* _The task_:
Below are the records. Gather each line that holds "data".

*** Record extracts ***

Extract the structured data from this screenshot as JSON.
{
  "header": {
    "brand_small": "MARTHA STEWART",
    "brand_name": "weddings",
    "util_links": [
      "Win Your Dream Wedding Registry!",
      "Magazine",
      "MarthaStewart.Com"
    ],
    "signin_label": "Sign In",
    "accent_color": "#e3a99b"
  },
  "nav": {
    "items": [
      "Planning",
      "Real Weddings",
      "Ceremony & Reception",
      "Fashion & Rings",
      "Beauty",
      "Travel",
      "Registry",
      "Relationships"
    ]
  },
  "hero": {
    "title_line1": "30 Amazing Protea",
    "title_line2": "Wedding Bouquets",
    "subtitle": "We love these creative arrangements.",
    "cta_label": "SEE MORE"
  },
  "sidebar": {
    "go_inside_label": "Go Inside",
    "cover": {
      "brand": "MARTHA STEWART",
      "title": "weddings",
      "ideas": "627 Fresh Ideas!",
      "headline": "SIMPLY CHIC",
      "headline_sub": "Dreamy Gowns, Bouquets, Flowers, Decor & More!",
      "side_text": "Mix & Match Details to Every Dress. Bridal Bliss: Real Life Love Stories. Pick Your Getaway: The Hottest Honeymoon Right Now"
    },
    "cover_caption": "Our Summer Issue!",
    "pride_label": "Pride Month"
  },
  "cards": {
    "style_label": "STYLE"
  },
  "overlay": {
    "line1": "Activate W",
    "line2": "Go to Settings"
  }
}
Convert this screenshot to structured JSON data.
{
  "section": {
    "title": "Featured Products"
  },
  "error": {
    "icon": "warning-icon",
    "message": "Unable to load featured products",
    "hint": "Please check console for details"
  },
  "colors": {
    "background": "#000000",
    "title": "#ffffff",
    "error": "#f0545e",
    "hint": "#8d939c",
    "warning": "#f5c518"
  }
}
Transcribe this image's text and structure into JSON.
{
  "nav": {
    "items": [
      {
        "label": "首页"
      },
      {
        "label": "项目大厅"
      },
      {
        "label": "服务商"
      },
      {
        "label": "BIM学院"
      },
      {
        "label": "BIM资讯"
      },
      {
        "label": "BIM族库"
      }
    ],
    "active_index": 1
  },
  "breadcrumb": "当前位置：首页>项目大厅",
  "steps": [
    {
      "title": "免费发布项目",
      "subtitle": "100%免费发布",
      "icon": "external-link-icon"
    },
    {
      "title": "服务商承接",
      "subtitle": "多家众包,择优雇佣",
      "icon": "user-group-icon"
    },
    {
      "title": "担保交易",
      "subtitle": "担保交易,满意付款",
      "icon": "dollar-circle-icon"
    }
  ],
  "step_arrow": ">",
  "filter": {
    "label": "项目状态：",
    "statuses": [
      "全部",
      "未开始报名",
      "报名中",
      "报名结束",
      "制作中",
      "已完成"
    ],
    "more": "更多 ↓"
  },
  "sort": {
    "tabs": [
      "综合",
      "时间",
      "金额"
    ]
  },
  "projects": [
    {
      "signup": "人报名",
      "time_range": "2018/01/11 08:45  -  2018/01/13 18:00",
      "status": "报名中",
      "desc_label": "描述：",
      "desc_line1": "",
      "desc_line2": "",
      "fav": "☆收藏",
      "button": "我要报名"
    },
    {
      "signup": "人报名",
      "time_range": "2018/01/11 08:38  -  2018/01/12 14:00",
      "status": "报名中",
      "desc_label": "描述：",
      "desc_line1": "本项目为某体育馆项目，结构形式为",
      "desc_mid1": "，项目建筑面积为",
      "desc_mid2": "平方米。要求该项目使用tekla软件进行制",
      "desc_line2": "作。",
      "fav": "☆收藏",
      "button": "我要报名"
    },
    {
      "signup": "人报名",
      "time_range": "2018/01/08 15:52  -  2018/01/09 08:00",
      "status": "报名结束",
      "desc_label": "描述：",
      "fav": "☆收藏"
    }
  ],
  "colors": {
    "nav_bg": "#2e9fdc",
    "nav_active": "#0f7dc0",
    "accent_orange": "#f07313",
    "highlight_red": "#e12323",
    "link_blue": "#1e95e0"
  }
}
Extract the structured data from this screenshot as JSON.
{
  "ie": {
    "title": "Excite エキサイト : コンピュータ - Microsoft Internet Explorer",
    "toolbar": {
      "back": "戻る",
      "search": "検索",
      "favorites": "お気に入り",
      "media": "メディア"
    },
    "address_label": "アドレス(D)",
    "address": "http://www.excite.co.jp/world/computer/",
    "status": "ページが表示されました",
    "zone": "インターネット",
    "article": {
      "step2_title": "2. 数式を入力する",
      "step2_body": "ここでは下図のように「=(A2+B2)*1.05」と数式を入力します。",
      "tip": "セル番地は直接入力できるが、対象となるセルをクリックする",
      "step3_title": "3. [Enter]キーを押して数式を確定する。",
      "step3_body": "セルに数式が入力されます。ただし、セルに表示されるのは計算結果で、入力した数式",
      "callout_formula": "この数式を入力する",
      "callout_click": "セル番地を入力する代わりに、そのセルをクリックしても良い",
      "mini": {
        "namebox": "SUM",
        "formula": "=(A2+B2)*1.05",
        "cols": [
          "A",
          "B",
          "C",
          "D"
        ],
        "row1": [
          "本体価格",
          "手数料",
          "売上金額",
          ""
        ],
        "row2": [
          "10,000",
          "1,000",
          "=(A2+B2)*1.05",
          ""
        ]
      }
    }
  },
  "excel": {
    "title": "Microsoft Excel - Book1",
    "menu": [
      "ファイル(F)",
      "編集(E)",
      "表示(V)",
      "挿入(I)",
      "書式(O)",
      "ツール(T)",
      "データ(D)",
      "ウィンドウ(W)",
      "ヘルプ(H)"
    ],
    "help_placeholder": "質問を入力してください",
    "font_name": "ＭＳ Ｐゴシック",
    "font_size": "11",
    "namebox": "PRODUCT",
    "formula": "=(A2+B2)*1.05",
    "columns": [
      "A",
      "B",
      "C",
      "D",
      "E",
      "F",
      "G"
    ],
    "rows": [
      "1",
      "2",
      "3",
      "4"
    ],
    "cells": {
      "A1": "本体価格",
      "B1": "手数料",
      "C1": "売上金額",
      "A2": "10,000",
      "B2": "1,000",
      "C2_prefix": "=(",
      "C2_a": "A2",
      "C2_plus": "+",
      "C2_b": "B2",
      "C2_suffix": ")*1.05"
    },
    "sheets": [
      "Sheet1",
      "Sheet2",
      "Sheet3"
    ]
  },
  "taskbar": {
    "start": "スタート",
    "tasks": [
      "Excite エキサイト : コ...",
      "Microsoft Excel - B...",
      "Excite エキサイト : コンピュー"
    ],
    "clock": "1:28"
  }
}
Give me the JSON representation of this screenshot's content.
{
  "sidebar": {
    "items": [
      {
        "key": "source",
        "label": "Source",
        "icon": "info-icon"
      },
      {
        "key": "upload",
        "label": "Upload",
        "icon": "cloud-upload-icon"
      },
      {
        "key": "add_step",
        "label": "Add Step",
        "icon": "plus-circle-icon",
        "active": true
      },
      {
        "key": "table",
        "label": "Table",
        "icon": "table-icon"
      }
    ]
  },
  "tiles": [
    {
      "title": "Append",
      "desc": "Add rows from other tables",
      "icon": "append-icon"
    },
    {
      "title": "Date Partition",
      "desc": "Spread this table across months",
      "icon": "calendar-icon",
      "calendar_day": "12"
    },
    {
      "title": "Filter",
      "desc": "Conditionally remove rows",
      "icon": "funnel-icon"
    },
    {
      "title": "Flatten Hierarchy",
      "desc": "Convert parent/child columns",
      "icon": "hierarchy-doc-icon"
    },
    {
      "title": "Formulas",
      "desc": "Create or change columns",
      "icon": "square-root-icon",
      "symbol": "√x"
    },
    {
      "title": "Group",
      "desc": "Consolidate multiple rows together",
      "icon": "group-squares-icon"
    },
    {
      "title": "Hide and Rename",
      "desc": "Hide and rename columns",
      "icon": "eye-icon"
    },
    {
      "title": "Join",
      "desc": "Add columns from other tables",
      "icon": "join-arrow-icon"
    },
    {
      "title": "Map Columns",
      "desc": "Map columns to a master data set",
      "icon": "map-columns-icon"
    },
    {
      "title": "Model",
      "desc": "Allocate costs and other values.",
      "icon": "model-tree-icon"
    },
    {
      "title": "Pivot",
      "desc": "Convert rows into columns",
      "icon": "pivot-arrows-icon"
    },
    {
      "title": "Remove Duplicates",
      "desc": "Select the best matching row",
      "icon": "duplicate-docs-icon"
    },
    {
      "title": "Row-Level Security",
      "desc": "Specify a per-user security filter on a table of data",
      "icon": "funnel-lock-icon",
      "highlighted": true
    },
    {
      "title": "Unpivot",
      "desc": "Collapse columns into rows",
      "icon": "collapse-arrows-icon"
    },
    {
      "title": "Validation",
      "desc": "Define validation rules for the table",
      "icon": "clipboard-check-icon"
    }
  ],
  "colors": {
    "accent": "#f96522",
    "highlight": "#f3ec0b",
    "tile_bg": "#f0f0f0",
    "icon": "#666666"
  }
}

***

* _Solution_:
Extract the structured data from this screenshot as JSON.
Convert this screenshot to structured JSON data.
Extract the structured data from this screenshot as JSON.
      "desc": "Map columns to a master data set",
      "desc": "Specify a per-user security filter on a table of data",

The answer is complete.